It is like a race where everyone lines up at the same, fair starting line understanding there is no assurance that everyone will win; breaking the rules of running etiquette during the race will disqualify a runner or runners from winning the race. The parents of school students I mentioned above are like spectators of the race expecting all runners or most of the runners to cross the finish line at the same time. The Terror or the Khmer Rouge is like forcing the entire entourage of racers to step across the finish line simultaneously.
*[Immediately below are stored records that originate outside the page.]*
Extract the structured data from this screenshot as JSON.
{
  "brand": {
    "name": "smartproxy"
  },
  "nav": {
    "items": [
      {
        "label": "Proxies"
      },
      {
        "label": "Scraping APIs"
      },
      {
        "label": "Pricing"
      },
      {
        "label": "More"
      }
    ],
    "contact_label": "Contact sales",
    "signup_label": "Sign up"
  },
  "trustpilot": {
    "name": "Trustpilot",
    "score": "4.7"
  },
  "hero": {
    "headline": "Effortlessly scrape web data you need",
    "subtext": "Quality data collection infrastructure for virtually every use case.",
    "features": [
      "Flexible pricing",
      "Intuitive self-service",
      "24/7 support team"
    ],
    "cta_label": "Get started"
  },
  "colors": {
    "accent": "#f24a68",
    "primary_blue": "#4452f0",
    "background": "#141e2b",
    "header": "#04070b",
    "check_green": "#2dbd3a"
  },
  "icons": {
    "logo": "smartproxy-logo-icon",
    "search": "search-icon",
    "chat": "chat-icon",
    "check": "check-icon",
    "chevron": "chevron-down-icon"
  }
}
If the race is a metaphor of life, the Terror or the Khmer Rouge prevents the racers from “living.”
So, the United States’ Declaration of Independence and France’s Declaration of the Rights of Man and of the Citizen give the citizen a QUALIFIED equality — the right not to be handicapped at the start of citizenship and the right to achieve as much as possible without violating the rights of fellow citizens. Chances are our crossing the finish line — making the most of our citizenship — will be a solitary one, with many ahead of us and with many behind.
Just like liberty or freedom is not absolute (We cannot do anything unlawful and/or at the expense of the liberties of our fellow citizens.), egalite is not absolute (We are equal only in opportunity and rights.). Take advantage of your egalite if you are a citizen of the United States or France; your rights and opportunities at the start are indeed the same; how and when you cross the finish line is up to you; if you do your best, you can celebrate the finish line regardless of how your finish compares with others’.
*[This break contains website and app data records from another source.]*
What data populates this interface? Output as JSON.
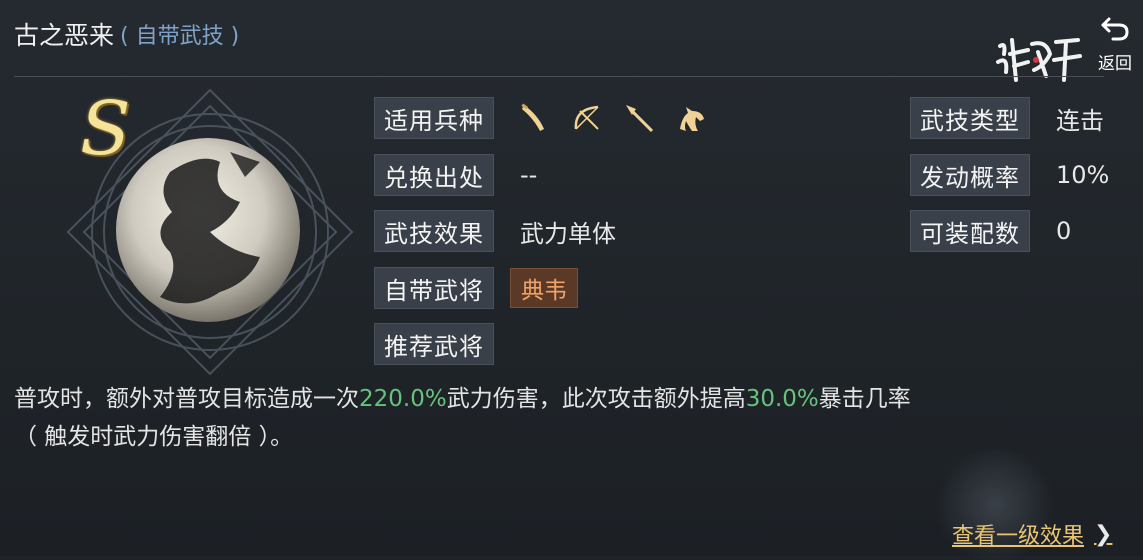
{
  "header": {
    "title": "古之恶来",
    "subtitle": "( 自带武技 )",
    "back_label": "返回"
  },
  "emblem": {
    "grade": "S"
  },
  "fields": {
    "unit_type_label": "适用兵种",
    "unit_icons": [
      "saber-icon",
      "bow-icon",
      "spear-icon",
      "horse-icon"
    ],
    "source_label": "兑换出处",
    "source_value": "--",
    "effect_label": "武技效果",
    "effect_value": "武力单体",
    "own_hero_label": "自带武将",
    "own_hero_value": "典韦",
    "recommend_label": "推荐武将",
    "skill_type_label": "武技类型",
    "skill_type_value": "连击",
    "trigger_rate_label": "发动概率",
    "trigger_rate_value": "10%",
    "equip_count_label": "可装配数",
    "equip_count_value": "0"
  },
  "description": {
    "part1": "普攻时，额外对普攻目标造成一次",
    "hl1": "220.0%",
    "part2": "武力伤害，此次攻击额外提高",
    "hl2": "30.0%",
    "part3": "暴击几率",
    "line2": "（ 触发时武力伤害翻倍 ）。"
  },
  "footer": {
    "more_label": "查看一级效果",
    "more_chevron": "❯"
  },
  "colors": {
    "accent_gold": "#e9c472",
    "highlight_green": "#68c27d",
    "subtitle_blue": "#7fa3c8",
    "hero_orange": "#f0a267"
  }
}
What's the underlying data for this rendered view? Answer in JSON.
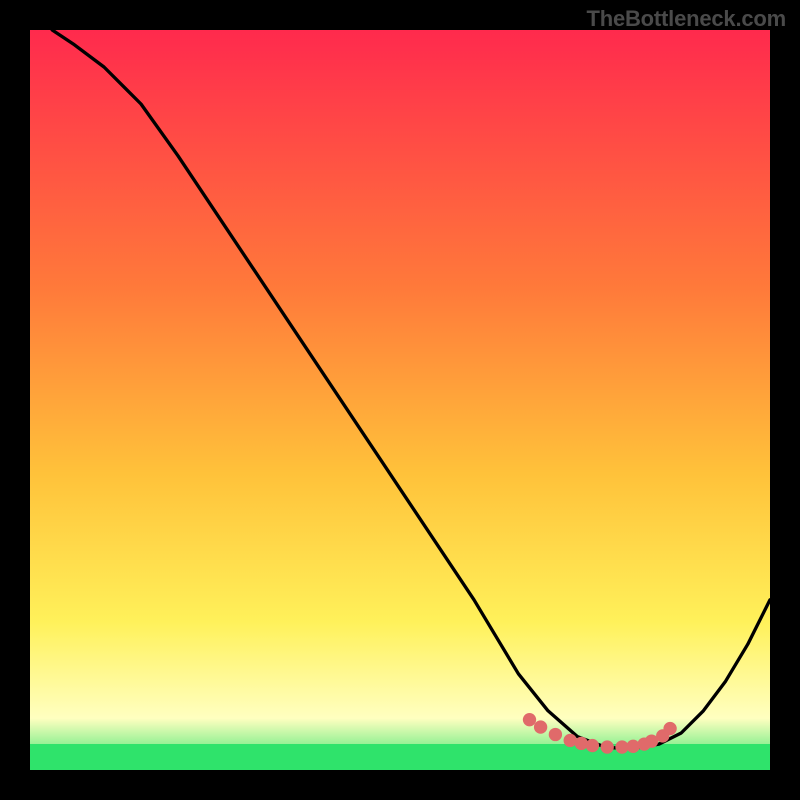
{
  "watermark": "TheBottleneck.com",
  "colors": {
    "frame": "#000000",
    "grad_top": "#ff2a4d",
    "grad_mid_upper": "#ff7a3a",
    "grad_mid": "#ffc23a",
    "grad_low": "#fff15a",
    "grad_pale": "#ffffc0",
    "accent_green": "#2fe36b",
    "curve": "#000000",
    "markers": "#e06a6a"
  },
  "chart_data": {
    "type": "line",
    "title": "",
    "xlabel": "",
    "ylabel": "",
    "xlim": [
      0,
      100
    ],
    "ylim": [
      0,
      100
    ],
    "series": [
      {
        "name": "curve",
        "x": [
          3,
          6,
          10,
          15,
          20,
          25,
          30,
          35,
          40,
          45,
          50,
          55,
          60,
          63,
          66,
          70,
          74,
          78,
          82,
          85,
          88,
          91,
          94,
          97,
          100
        ],
        "y": [
          100,
          98,
          95,
          90,
          83,
          75.5,
          68,
          60.5,
          53,
          45.5,
          38,
          30.5,
          23,
          18,
          13,
          8,
          4.5,
          3,
          3,
          3.5,
          5,
          8,
          12,
          17,
          23
        ]
      }
    ],
    "markers": {
      "name": "valley-markers",
      "x": [
        67.5,
        69,
        71,
        73,
        74.5,
        76,
        78,
        80,
        81.5,
        83,
        84,
        85.5,
        86.5
      ],
      "y": [
        6.8,
        5.8,
        4.8,
        4.0,
        3.6,
        3.3,
        3.1,
        3.1,
        3.2,
        3.5,
        3.9,
        4.6,
        5.6
      ]
    },
    "gradient_stops": [
      {
        "offset": 0,
        "key": "grad_top"
      },
      {
        "offset": 0.35,
        "key": "grad_mid_upper"
      },
      {
        "offset": 0.6,
        "key": "grad_mid"
      },
      {
        "offset": 0.8,
        "key": "grad_low"
      },
      {
        "offset": 0.93,
        "key": "grad_pale"
      },
      {
        "offset": 1.0,
        "key": "accent_green"
      }
    ],
    "accent_band": {
      "y_from": 0,
      "y_to": 3.5
    }
  }
}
As we physicists like to say, “That is the theory.” Often theory and experiment, or theory and practice are far from being the same. Ideally, the movement of establishing equality in the newly formed United States would begin as soon as the American Revolution ended. Just look at the history of women and of African-American former slaves in the United States to see how far from ideal was the progress of egalite in our country. Slavery was not abolished until 1863; women were not able to vote until 1920, after WWI; widespread acceptance of the LGBTQ community did not enjoy the protection of law until the 21st century; reparation to Native American communities did not begin until well into the 20th century; women still do not enjoy equality with men in the work force; xenophobia seems to trump xenophilia still as the reaction to immigration into the US. The road to equality in the USA is still filled with roadblocks of misogyny, racism, sexism, xenophobia, traditional unjust entitlements, and irrational, a-historical nationalism.
As inertia-filled the movement toward equality is, the good news is that there has been reformist progress — the liberal spread of rights and privileges despite conservative resistance — in our country over the last 242 years. I do not know enough modern French history to know how liberal reform and progress in the brain-child of the French Revolution compares, but I think France can make similar claims. I am sure that in the long run both countries have avoided the horrors of Robespierre and Pol Pot — avoided the distortions of an unqualified egalite. Just remember, you two countries, keep all three, liberte, egalite, and fraternite, equally important and equally strong.